--- EXTRACTED DATA Enclosed Below ---

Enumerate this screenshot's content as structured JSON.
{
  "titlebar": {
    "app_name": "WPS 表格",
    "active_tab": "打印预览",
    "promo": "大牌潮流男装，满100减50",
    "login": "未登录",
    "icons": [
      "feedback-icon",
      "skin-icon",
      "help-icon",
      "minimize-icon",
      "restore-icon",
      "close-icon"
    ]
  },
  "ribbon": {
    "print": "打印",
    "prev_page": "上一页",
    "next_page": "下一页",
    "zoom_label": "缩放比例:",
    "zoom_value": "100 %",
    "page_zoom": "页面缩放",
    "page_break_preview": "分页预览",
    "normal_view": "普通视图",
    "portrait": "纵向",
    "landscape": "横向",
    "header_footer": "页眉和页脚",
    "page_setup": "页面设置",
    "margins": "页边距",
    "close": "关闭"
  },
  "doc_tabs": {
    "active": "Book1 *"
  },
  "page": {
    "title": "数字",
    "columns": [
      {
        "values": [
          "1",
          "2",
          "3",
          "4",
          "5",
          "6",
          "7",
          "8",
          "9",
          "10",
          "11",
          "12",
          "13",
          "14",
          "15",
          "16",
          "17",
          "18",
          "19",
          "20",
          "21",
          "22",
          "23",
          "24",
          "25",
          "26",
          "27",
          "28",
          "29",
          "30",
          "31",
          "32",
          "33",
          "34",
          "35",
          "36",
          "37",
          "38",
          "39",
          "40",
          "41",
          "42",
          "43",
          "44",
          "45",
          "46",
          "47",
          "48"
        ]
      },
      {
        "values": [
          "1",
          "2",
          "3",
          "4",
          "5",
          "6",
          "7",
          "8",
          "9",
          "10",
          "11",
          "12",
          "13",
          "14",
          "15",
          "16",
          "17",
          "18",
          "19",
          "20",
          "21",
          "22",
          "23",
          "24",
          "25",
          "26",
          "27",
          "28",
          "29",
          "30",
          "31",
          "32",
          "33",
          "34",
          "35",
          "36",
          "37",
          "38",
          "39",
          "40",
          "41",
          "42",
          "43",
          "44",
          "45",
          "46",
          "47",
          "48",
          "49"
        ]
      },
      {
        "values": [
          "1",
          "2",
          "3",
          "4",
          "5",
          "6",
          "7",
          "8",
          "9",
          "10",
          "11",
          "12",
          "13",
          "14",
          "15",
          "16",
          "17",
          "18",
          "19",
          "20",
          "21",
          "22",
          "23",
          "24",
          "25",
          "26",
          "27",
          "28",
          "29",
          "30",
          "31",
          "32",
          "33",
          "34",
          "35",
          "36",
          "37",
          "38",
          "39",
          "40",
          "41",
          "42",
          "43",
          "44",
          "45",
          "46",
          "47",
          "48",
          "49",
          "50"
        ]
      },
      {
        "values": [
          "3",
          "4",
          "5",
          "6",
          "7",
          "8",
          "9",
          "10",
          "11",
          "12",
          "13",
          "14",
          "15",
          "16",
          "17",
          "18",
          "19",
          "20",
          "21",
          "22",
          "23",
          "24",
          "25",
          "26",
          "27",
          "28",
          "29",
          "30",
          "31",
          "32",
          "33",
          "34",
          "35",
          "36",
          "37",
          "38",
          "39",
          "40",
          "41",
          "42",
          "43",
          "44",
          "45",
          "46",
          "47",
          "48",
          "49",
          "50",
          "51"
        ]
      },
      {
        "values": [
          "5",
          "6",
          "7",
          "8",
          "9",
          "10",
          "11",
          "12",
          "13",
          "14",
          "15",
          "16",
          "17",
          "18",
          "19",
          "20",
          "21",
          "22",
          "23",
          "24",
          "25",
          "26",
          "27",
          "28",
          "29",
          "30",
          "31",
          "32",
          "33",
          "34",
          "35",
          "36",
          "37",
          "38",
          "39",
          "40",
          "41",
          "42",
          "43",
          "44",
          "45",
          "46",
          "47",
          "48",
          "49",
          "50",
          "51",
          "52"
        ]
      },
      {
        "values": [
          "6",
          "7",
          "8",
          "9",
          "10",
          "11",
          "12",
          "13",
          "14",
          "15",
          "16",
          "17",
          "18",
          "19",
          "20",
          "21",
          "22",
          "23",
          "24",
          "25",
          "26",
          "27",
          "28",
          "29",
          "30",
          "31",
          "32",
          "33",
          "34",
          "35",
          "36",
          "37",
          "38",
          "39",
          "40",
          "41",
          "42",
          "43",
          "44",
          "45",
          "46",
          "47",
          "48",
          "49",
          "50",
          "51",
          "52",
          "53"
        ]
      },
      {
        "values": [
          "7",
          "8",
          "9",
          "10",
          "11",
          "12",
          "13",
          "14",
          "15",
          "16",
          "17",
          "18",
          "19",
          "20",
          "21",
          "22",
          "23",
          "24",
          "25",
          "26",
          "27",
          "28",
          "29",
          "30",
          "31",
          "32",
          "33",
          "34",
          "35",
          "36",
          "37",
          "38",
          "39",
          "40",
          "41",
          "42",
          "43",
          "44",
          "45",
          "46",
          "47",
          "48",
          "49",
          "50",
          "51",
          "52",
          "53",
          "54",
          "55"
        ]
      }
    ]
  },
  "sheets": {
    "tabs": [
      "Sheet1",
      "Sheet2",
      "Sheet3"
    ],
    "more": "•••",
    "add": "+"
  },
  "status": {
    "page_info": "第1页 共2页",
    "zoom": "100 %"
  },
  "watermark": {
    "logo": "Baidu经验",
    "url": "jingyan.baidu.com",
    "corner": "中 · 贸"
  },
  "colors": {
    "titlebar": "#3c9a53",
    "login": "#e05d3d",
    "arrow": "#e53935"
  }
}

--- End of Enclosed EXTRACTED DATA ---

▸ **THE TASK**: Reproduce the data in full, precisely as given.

▸ **WRITTEN REPLY**:
Enumerate this screenshot's content as structured JSON.
{
  "titlebar": {
    "app_name": "WPS 表格",
    "active_tab": "打印预览",
    "promo": "大牌潮流男装，满100减50",
    "login": "未登录",
    "icons": [
      "feedback-icon",
      "skin-icon",
      "help-icon",
      "minimize-icon",
      "restore-icon",
      "close-icon"
    ]
  },
  "ribbon": {
    "print": "打印",
    "prev_page": "上一页",
    "next_page": "下一页",
    "zoom_label": "缩放比例:",
    "zoom_value": "100 %",
    "page_zoom": "页面缩放",
    "page_break_preview": "分页预览",
    "normal_view": "普通视图",
    "portrait": "纵向",
    "landscape": "横向",
    "header_footer": "页眉和页脚",
    "page_setup": "页面设置",
    "margins": "页边距",
    "close": "关闭"
  },
  "doc_tabs": {
    "active": "Book1 *"
  },
  "page": {
    "title": "数字",
    "columns": [
      {
        "values": [
          "1",
          "2",
          "3",
          "4",
          "5",
          "6",
          "7",
          "8",
          "9",
          "10",
          "11",
          "12",
          "13",
          "14",
          "15",
          "16",
          "17",
          "18",
          "19",
          "20",
          "21",
          "22",
          "23",
          "24",
          "25",
          "26",
          "27",
          "28",
          "29",
          "30",
          "31",
          "32",
          "33",
          "34",
          "35",
          "36",
          "37",
          "38",
          "39",
          "40",
          "41",
          "42",
          "43",
          "44",
          "45",
          "46",
          "47",
          "48"
        ]
      },
      {
        "values": [
          "1",
          "2",
          "3",
          "4",
          "5",
          "6",
          "7",
          "8",
          "9",
          "10",
          "11",
          "12",
          "13",
          "14",
          "15",
          "16",
          "17",
          "18",
          "19",
          "20",
          "21",
          "22",
          "23",
          "24",
          "25",
          "26",
          "27",
          "28",
          "29",
          "30",
          "31",
          "32",
          "33",
          "34",
          "35",
          "36",
          "37",
          "38",
          "39",
          "40",
          "41",
          "42",
          "43",
          "44",
          "45",
          "46",
          "47",
          "48",
          "49"
        ]
      },
      {
        "values": [
          "1",
          "2",
          "3",
          "4",
          "5",
          "6",
          "7",
          "8",
          "9",
          "10",
          "11",
          "12",
          "13",
          "14",
          "15",
          "16",
          "17",
          "18",
          "19",
          "20",
          "21",
          "22",
          "23",
          "24",
          "25",
          "26",
          "27",
          "28",
          "29",
          "30",
          "31",
          "32",
          "33",
          "34",
          "35",
          "36",
          "37",
          "38",
          "39",
          "40",
          "41",
          "42",
          "43",
          "44",
          "45",
          "46",
          "47",
          "48",
          "49",
          "50"
        ]
      },
      {
        "values": [
          "3",
          "4",
          "5",
          "6",
          "7",
          "8",
          "9",
          "10",
          "11",
          "12",
          "13",
          "14",
          "15",
          "16",
          "17",
          "18",
          "19",
          "20",
          "21",
          "22",
          "23",
          "24",
          "25",
          "26",
          "27",
          "28",
          "29",
          "30",
          "31",
          "32",
          "33",
          "34",
          "35",
          "36",
          "37",
          "38",
          "39",
          "40",
          "41",
          "42",
          "43",
          "44",
          "45",
          "46",
          "47",
          "48",
          "49",
          "50",
          "51"
        ]
      },
      {
        "values": [
          "5",
          "6",
          "7",
          "8",
          "9",
          "10",
          "11",
          "12",
          "13",
          "14",
          "15",
          "16",
          "17",
          "18",
          "19",
          "20",
          "21",
          "22",
          "23",
          "24",
          "25",
          "26",
          "27",
          "28",
          "29",
          "30",
          "31",
          "32",
          "33",
          "34",
          "35",
          "36",
          "37",
          "38",
          "39",
          "40",
          "41",
          "42",
          "43",
          "44",
          "45",
          "46",
          "47",
          "48",
          "49",
          "50",
          "51",
          "52"
        ]
      },
      {
        "values": [
          "6",
          "7",
          "8",
          "9",
          "10",
          "11",
          "12",
          "13",
          "14",
          "15",
          "16",
          "17",
          "18",
          "19",
          "20",
          "21",
          "22",
          "23",
          "24",
          "25",
          "26",
          "27",
          "28",
          "29",
          "30",
          "31",
          "32",
          "33",
          "34",
          "35",
          "36",
          "37",
          "38",
          "39",
          "40",
          "41",
          "42",
          "43",
          "44",
          "45",
          "46",
          "47",
          "48",
          "49",
          "50",
          "51",
          "52",
          "53"
        ]
      },
      {
        "values": [
          "7",
          "8",
          "9",
          "10",
          "11",
          "12",
          "13",
          "14",
          "15",
          "16",
          "17",
          "18",
          "19",
          "20",
          "21",
          "22",
          "23",
          "24",
          "25",
          "26",
          "27",
          "28",
          "29",
          "30",
          "31",
          "32",
          "33",
          "34",
          "35",
          "36",
          "37",
          "38",
          "39",
          "40",
          "41",
          "42",
          "43",
          "44",
          "45",
          "46",
          "47",
          "48",
          "49",
          "50",
          "51",
          "52",
          "53",
          "54",
          "55"
        ]
      }
    ]
  },
  "sheets": {
    "tabs": [
      "Sheet1",
      "Sheet2",
      "Sheet3"
    ],
    "more": "•••",
    "add": "+"
  },
  "status": {
    "page_info": "第1页 共2页",
    "zoom": "100 %"
  },
  "watermark": {
    "logo": "Baidu经验",
    "url": "jingyan.baidu.com",
    "corner": "中 · 贸"
  },
  "colors": {
    "titlebar": "#3c9a53",
    "login": "#e05d3d",
    "arrow": "#e53935"
  }
}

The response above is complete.